Component data from apps and pages:

━━━━━━━━

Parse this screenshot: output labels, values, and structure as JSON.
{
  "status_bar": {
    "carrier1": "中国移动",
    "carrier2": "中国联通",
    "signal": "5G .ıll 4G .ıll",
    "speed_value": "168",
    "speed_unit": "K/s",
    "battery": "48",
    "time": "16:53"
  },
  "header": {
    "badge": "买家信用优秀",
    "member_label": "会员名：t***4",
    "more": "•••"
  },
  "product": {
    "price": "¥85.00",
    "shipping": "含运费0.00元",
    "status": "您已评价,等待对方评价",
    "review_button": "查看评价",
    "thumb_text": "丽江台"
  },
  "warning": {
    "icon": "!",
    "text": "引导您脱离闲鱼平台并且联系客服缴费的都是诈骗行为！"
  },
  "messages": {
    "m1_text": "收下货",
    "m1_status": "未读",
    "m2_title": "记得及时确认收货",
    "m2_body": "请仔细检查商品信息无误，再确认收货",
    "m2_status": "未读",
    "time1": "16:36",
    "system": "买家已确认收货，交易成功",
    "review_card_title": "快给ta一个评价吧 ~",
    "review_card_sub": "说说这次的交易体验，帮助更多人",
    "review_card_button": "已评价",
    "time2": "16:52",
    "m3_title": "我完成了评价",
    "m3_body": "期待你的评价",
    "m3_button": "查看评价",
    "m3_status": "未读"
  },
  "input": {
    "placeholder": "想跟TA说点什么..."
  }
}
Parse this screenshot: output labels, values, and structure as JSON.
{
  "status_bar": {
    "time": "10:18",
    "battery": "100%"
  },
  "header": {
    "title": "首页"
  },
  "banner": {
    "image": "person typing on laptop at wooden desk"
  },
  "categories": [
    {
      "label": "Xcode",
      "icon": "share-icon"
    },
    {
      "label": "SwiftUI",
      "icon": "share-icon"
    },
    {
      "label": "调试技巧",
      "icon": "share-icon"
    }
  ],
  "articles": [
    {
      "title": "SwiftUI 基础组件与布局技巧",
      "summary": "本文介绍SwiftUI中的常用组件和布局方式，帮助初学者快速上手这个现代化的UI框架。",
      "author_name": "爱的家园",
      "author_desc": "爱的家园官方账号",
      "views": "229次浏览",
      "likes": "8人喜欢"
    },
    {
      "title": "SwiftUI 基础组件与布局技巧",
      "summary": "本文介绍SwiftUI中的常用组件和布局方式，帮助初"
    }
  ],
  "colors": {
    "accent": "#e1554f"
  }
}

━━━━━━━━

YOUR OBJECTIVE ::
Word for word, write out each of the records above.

EXERCISE OUTPUT ::
Parse this screenshot: output labels, values, and structure as JSON.
{
  "status_bar": {
    "carrier1": "中国移动",
    "carrier2": "中国联通",
    "signal": "5G .ıll 4G .ıll",
    "speed_value": "168",
    "speed_unit": "K/s",
    "battery": "48",
    "time": "16:53"
  },
  "header": {
    "badge": "买家信用优秀",
    "member_label": "会员名：t***4",
    "more": "•••"
  },
  "product": {
    "price": "¥85.00",
    "shipping": "含运费0.00元",
    "status": "您已评价,等待对方评价",
    "review_button": "查看评价",
    "thumb_text": "丽江台"
  },
  "warning": {
    "icon": "!",
    "text": "引导您脱离闲鱼平台并且联系客服缴费的都是诈骗行为！"
  },
  "messages": {
    "m1_text": "收下货",
    "m1_status": "未读",
    "m2_title": "记得及时确认收货",
    "m2_body": "请仔细检查商品信息无误，再确认收货",
    "m2_status": "未读",
    "time1": "16:36",
    "system": "买家已确认收货，交易成功",
    "review_card_title": "快给ta一个评价吧 ~",
    "review_card_sub": "说说这次的交易体验，帮助更多人",
    "review_card_button": "已评价",
    "time2": "16:52",
    "m3_title": "我完成了评价",
    "m3_body": "期待你的评价",
    "m3_button": "查看评价",
    "m3_status": "未读"
  },
  "input": {
    "placeholder": "想跟TA说点什么..."
  }
}
Parse this screenshot: output labels, values, and structure as JSON.
{
  "status_bar": {
    "time": "10:18",
    "battery": "100%"
  },
  "header": {
    "title": "首页"
  },
  "banner": {
    "image": "person typing on laptop at wooden desk"
  },
  "categories": [
    {
      "label": "Xcode",
      "icon": "share-icon"
    },
    {
      "label": "SwiftUI",
      "icon": "share-icon"
    },
    {
      "label": "调试技巧",
      "icon": "share-icon"
    }
  ],
  "articles": [
    {
      "title": "SwiftUI 基础组件与布局技巧",
      "summary": "本文介绍SwiftUI中的常用组件和布局方式，帮助初学者快速上手这个现代化的UI框架。",
      "author_name": "爱的家园",
      "author_desc": "爱的家园官方账号",
      "views": "229次浏览",
      "likes": "8人喜欢"
    },
    {
      "title": "SwiftUI 基础组件与布局技巧",
      "summary": "本文介绍SwiftUI中的常用组件和布局方式，帮助初"
    }
  ],
  "colors": {
    "accent": "#e1554f"
  }
}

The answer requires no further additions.